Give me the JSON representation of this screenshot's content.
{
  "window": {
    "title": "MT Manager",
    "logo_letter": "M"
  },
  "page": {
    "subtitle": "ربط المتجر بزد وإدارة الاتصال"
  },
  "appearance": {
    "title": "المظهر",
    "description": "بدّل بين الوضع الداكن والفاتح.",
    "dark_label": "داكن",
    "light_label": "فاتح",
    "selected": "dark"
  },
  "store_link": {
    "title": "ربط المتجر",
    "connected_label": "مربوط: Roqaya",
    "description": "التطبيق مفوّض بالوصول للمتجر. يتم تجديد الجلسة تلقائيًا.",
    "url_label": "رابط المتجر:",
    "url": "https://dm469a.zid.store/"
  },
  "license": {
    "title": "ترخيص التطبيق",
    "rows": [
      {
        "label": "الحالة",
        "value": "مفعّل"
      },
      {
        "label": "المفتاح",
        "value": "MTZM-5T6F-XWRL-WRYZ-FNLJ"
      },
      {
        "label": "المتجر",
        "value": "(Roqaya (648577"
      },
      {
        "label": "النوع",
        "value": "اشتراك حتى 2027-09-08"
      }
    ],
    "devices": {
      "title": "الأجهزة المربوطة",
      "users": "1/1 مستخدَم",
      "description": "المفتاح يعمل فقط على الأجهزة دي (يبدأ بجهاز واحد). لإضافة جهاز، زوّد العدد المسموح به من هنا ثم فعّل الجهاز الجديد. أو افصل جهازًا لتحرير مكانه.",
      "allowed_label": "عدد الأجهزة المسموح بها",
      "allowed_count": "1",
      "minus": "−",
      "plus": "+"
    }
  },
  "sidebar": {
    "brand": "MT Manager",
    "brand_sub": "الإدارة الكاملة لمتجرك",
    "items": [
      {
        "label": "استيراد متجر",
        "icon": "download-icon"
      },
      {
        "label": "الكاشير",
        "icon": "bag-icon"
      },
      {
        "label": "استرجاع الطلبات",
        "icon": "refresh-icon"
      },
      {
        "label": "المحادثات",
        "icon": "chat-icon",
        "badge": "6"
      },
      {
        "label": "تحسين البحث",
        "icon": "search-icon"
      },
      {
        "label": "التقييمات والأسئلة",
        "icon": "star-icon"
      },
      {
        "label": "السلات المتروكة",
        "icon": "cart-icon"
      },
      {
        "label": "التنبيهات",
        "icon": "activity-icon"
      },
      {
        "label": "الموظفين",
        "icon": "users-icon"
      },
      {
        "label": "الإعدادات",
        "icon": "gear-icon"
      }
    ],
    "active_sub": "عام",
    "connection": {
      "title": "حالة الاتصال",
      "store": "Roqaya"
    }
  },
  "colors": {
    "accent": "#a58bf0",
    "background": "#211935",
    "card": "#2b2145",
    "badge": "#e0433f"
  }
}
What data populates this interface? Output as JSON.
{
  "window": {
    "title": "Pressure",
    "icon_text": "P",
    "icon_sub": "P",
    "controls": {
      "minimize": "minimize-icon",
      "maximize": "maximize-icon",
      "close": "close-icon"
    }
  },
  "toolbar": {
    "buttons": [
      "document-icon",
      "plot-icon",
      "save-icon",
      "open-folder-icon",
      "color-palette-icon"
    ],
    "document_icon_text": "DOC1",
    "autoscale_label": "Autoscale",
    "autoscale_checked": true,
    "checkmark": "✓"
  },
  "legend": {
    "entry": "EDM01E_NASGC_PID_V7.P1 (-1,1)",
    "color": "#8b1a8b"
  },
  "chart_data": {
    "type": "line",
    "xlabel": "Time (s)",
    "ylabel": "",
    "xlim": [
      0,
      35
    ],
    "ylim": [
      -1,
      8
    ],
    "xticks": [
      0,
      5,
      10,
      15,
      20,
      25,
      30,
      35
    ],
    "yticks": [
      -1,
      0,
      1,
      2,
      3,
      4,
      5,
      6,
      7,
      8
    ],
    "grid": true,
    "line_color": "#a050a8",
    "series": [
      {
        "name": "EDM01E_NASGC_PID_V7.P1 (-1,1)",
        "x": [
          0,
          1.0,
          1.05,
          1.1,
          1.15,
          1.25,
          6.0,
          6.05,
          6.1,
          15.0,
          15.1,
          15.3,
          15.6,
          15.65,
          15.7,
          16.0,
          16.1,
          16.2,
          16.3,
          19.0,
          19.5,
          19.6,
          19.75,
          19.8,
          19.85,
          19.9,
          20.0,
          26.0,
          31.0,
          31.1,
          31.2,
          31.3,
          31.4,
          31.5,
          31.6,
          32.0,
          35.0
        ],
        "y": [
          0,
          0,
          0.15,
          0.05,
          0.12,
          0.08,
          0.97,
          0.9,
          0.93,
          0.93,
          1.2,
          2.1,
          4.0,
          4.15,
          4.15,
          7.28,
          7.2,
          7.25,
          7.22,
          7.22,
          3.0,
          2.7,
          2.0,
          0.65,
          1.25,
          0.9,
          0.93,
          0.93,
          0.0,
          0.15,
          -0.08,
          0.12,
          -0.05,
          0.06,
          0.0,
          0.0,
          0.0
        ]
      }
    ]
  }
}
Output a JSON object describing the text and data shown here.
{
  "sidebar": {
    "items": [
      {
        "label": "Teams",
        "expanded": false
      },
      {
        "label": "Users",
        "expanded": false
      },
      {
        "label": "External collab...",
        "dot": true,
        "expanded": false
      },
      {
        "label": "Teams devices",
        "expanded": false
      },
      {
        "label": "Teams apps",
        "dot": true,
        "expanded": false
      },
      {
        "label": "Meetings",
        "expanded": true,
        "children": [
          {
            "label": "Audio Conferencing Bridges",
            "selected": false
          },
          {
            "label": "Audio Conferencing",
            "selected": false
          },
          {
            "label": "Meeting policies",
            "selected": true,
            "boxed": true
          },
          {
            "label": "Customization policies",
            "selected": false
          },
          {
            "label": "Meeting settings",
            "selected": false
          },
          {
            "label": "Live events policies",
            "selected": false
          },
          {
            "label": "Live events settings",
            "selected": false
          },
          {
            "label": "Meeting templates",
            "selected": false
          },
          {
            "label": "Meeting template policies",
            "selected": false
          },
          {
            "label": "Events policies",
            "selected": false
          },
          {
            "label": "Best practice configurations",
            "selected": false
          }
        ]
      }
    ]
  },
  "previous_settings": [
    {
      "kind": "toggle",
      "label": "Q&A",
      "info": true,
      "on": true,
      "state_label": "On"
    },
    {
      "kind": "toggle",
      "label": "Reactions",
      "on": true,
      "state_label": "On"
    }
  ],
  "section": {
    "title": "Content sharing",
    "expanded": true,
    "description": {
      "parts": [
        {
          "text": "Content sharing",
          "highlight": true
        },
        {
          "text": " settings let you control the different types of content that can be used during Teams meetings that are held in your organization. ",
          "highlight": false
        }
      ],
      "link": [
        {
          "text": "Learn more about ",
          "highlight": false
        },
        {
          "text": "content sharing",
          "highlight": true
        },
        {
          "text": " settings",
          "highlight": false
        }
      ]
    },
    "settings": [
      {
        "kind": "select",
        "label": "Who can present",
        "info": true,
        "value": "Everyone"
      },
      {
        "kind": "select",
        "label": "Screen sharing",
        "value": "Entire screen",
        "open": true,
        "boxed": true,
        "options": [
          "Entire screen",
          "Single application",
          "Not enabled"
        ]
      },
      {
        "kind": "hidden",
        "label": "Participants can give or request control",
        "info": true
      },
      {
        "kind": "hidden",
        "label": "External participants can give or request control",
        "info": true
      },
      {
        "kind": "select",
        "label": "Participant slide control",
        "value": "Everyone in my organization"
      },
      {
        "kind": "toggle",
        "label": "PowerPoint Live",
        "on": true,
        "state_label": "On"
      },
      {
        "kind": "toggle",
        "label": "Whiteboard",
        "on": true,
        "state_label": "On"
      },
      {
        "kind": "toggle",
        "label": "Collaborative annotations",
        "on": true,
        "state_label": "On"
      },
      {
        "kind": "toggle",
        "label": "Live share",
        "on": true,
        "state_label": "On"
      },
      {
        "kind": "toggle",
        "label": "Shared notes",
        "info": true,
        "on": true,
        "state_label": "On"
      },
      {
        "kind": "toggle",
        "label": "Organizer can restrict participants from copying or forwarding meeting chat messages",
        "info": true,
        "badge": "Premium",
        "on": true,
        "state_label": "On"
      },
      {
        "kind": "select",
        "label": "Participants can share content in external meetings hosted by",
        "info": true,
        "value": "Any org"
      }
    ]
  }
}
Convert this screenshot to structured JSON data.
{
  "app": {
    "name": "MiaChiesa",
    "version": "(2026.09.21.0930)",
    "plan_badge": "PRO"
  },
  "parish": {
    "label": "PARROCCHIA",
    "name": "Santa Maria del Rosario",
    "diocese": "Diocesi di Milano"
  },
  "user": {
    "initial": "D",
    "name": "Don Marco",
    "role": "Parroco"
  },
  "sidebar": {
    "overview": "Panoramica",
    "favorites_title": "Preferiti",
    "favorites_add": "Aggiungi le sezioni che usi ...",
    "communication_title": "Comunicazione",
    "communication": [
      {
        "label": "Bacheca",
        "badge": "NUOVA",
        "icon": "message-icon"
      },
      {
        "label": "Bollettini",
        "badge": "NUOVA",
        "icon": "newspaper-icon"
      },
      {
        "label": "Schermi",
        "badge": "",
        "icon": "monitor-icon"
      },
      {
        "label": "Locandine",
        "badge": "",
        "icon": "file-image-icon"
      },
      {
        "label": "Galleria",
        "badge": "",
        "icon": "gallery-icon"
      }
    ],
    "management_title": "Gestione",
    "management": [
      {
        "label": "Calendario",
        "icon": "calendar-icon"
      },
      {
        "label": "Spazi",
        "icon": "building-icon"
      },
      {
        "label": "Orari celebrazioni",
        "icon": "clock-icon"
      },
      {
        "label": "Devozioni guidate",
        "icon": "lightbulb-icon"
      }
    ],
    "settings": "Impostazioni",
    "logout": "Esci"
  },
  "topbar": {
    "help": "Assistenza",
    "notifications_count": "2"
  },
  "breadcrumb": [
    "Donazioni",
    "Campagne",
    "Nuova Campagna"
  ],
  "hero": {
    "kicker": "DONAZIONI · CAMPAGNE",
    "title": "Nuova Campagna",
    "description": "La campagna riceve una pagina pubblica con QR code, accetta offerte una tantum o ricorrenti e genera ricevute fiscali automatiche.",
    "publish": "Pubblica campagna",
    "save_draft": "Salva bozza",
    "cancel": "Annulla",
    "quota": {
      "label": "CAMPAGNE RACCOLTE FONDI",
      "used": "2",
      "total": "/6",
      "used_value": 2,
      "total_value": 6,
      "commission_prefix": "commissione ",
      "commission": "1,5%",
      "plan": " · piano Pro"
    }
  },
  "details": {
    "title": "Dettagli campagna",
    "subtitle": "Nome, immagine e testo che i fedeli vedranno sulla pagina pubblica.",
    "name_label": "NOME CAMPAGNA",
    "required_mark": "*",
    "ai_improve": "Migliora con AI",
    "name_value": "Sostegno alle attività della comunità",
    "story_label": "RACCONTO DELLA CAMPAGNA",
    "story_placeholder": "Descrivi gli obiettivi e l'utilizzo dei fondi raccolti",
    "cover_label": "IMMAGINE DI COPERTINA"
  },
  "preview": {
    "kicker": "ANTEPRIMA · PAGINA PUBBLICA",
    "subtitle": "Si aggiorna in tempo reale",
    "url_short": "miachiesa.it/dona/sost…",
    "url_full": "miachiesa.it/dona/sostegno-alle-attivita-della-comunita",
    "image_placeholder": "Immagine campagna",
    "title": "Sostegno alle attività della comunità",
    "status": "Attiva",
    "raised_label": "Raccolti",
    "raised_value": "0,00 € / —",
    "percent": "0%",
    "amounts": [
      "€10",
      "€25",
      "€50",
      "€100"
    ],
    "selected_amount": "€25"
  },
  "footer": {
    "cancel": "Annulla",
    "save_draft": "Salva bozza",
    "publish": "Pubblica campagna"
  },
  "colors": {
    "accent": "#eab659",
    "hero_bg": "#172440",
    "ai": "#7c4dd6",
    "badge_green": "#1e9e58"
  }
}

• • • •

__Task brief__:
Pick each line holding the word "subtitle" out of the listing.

__The answer__:
    "subtitle": "ربط المتجر بزد وإدارة الاتصال"
    "subtitle": "Nome, immagine e testo che i fedeli vedranno sulla pagina pubblica.",
    "subtitle": "Si aggiorna in tempo reale",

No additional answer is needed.